### [WORK TO COMPLETE]
Would you retype each record exactly as given?

### [Web page and app entries]
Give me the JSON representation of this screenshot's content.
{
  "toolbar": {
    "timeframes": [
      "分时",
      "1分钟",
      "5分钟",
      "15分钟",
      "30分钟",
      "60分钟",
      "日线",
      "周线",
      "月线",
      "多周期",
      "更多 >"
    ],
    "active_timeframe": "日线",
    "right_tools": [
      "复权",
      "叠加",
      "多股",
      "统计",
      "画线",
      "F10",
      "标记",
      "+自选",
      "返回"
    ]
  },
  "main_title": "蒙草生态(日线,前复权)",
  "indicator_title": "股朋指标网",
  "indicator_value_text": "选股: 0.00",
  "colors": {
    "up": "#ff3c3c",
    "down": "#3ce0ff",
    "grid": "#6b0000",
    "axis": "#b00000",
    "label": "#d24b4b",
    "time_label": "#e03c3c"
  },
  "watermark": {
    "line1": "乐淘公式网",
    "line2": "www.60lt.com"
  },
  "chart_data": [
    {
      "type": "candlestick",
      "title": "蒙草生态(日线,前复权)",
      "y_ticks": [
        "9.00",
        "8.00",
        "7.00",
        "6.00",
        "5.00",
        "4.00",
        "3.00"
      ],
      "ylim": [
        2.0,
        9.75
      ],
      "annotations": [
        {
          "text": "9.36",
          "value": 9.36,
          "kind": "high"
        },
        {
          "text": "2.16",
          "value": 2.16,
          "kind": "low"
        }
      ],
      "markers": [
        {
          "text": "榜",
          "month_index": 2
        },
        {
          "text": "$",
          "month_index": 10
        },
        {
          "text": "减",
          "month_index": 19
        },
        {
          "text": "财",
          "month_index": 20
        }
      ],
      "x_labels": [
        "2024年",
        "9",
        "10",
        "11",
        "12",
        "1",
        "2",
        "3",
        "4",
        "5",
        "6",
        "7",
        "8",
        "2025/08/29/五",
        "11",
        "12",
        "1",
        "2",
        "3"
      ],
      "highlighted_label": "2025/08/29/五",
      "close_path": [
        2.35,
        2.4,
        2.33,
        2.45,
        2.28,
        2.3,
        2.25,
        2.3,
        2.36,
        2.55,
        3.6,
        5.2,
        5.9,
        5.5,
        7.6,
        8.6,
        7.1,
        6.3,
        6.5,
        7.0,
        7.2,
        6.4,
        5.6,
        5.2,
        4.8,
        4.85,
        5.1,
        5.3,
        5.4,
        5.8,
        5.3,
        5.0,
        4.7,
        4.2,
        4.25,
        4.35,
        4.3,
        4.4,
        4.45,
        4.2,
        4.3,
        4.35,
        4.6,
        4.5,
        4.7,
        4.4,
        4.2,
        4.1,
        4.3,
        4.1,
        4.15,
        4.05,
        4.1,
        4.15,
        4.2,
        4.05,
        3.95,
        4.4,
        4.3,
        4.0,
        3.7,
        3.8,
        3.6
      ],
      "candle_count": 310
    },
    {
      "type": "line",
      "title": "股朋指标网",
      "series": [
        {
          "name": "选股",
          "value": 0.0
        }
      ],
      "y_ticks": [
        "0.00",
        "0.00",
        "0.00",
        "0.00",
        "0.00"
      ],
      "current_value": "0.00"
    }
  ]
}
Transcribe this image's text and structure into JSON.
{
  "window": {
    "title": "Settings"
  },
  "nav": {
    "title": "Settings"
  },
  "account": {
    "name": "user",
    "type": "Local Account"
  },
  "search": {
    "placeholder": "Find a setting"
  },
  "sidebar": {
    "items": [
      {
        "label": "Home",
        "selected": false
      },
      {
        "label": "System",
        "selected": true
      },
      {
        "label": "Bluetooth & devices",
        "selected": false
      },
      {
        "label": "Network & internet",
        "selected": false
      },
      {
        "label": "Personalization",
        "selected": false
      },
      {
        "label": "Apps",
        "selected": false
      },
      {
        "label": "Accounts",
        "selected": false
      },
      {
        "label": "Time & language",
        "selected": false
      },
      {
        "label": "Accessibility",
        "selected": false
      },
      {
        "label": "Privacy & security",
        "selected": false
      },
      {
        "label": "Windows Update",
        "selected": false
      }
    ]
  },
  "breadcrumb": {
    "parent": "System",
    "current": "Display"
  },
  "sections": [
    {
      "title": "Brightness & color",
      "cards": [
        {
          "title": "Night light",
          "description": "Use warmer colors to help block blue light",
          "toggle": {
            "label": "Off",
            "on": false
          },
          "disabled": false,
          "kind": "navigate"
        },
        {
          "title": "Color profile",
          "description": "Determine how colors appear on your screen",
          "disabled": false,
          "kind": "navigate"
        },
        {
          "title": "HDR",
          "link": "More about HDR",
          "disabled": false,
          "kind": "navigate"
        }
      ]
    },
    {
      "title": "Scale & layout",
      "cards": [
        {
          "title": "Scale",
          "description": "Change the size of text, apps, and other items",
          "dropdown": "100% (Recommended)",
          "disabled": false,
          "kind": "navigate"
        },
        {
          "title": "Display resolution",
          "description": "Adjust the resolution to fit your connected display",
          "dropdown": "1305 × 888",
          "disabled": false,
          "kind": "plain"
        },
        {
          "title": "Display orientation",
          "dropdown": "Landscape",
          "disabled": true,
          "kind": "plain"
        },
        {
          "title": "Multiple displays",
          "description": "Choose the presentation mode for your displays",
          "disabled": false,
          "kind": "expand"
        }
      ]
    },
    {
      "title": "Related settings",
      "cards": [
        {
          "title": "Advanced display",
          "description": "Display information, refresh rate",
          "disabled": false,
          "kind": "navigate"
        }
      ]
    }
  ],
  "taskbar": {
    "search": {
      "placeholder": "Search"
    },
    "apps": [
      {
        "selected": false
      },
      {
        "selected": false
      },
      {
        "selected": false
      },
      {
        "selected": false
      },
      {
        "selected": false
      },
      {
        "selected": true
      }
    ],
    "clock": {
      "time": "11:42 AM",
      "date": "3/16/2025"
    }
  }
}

### [ANSWER TO THIS PROBLEM]
Give me the JSON representation of this screenshot's content.
{
  "toolbar": {
    "timeframes": [
      "分时",
      "1分钟",
      "5分钟",
      "15分钟",
      "30分钟",
      "60分钟",
      "日线",
      "周线",
      "月线",
      "多周期",
      "更多 >"
    ],
    "active_timeframe": "日线",
    "right_tools": [
      "复权",
      "叠加",
      "多股",
      "统计",
      "画线",
      "F10",
      "标记",
      "+自选",
      "返回"
    ]
  },
  "main_title": "蒙草生态(日线,前复权)",
  "indicator_title": "股朋指标网",
  "indicator_value_text": "选股: 0.00",
  "colors": {
    "up": "#ff3c3c",
    "down": "#3ce0ff",
    "grid": "#6b0000",
    "axis": "#b00000",
    "label": "#d24b4b",
    "time_label": "#e03c3c"
  },
  "watermark": {
    "line1": "乐淘公式网",
    "line2": "www.60lt.com"
  },
  "chart_data": [
    {
      "type": "candlestick",
      "title": "蒙草生态(日线,前复权)",
      "y_ticks": [
        "9.00",
        "8.00",
        "7.00",
        "6.00",
        "5.00",
        "4.00",
        "3.00"
      ],
      "ylim": [
        2.0,
        9.75
      ],
      "annotations": [
        {
          "text": "9.36",
          "value": 9.36,
          "kind": "high"
        },
        {
          "text": "2.16",
          "value": 2.16,
          "kind": "low"
        }
      ],
      "markers": [
        {
          "text": "榜",
          "month_index": 2
        },
        {
          "text": "$",
          "month_index": 10
        },
        {
          "text": "减",
          "month_index": 19
        },
        {
          "text": "财",
          "month_index": 20
        }
      ],
      "x_labels": [
        "2024年",
        "9",
        "10",
        "11",
        "12",
        "1",
        "2",
        "3",
        "4",
        "5",
        "6",
        "7",
        "8",
        "2025/08/29/五",
        "11",
        "12",
        "1",
        "2",
        "3"
      ],
      "highlighted_label": "2025/08/29/五",
      "close_path": [
        2.35,
        2.4,
        2.33,
        2.45,
        2.28,
        2.3,
        2.25,
        2.3,
        2.36,
        2.55,
        3.6,
        5.2,
        5.9,
        5.5,
        7.6,
        8.6,
        7.1,
        6.3,
        6.5,
        7.0,
        7.2,
        6.4,
        5.6,
        5.2,
        4.8,
        4.85,
        5.1,
        5.3,
        5.4,
        5.8,
        5.3,
        5.0,
        4.7,
        4.2,
        4.25,
        4.35,
        4.3,
        4.4,
        4.45,
        4.2,
        4.3,
        4.35,
        4.6,
        4.5,
        4.7,
        4.4,
        4.2,
        4.1,
        4.3,
        4.1,
        4.15,
        4.05,
        4.1,
        4.15,
        4.2,
        4.05,
        3.95,
        4.4,
        4.3,
        4.0,
        3.7,
        3.8,
        3.6
      ],
      "candle_count": 310
    },
    {
      "type": "line",
      "title": "股朋指标网",
      "series": [
        {
          "name": "选股",
          "value": 0.0
        }
      ],
      "y_ticks": [
        "0.00",
        "0.00",
        "0.00",
        "0.00",
        "0.00"
      ],
      "current_value": "0.00"
    }
  ]
}
Transcribe this image's text and structure into JSON.
{
  "window": {
    "title": "Settings"
  },
  "nav": {
    "title": "Settings"
  },
  "account": {
    "name": "user",
    "type": "Local Account"
  },
  "search": {
    "placeholder": "Find a setting"
  },
  "sidebar": {
    "items": [
      {
        "label": "Home",
        "selected": false
      },
      {
        "label": "System",
        "selected": true
      },
      {
        "label": "Bluetooth & devices",
        "selected": false
      },
      {
        "label": "Network & internet",
        "selected": false
      },
      {
        "label": "Personalization",
        "selected": false
      },
      {
        "label": "Apps",
        "selected": false
      },
      {
        "label": "Accounts",
        "selected": false
      },
      {
        "label": "Time & language",
        "selected": false
      },
      {
        "label": "Accessibility",
        "selected": false
      },
      {
        "label": "Privacy & security",
        "selected": false
      },
      {
        "label": "Windows Update",
        "selected": false
      }
    ]
  },
  "breadcrumb": {
    "parent": "System",
    "current": "Display"
  },
  "sections": [
    {
      "title": "Brightness & color",
      "cards": [
        {
          "title": "Night light",
          "description": "Use warmer colors to help block blue light",
          "toggle": {
            "label": "Off",
            "on": false
          },
          "disabled": false,
          "kind": "navigate"
        },
        {
          "title": "Color profile",
          "description": "Determine how colors appear on your screen",
          "disabled": false,
          "kind": "navigate"
        },
        {
          "title": "HDR",
          "link": "More about HDR",
          "disabled": false,
          "kind": "navigate"
        }
      ]
    },
    {
      "title": "Scale & layout",
      "cards": [
        {
          "title": "Scale",
          "description": "Change the size of text, apps, and other items",
          "dropdown": "100% (Recommended)",
          "disabled": false,
          "kind": "navigate"
        },
        {
          "title": "Display resolution",
          "description": "Adjust the resolution to fit your connected display",
          "dropdown": "1305 × 888",
          "disabled": false,
          "kind": "plain"
        },
        {
          "title": "Display orientation",
          "dropdown": "Landscape",
          "disabled": true,
          "kind": "plain"
        },
        {
          "title": "Multiple displays",
          "description": "Choose the presentation mode for your displays",
          "disabled": false,
          "kind": "expand"
        }
      ]
    },
    {
      "title": "Related settings",
      "cards": [
        {
          "title": "Advanced display",
          "description": "Display information, refresh rate",
          "disabled": false,
          "kind": "navigate"
        }
      ]
    }
  ],
  "taskbar": {
    "search": {
      "placeholder": "Search"
    },
    "apps": [
      {
        "selected": false
      },
      {
        "selected": false
      },
      {
        "selected": false
      },
      {
        "selected": false
      },
      {
        "selected": false
      },
      {
        "selected": true
      }
    ],
    "clock": {
      "time": "11:42 AM",
      "date": "3/16/2025"
    }
  }
}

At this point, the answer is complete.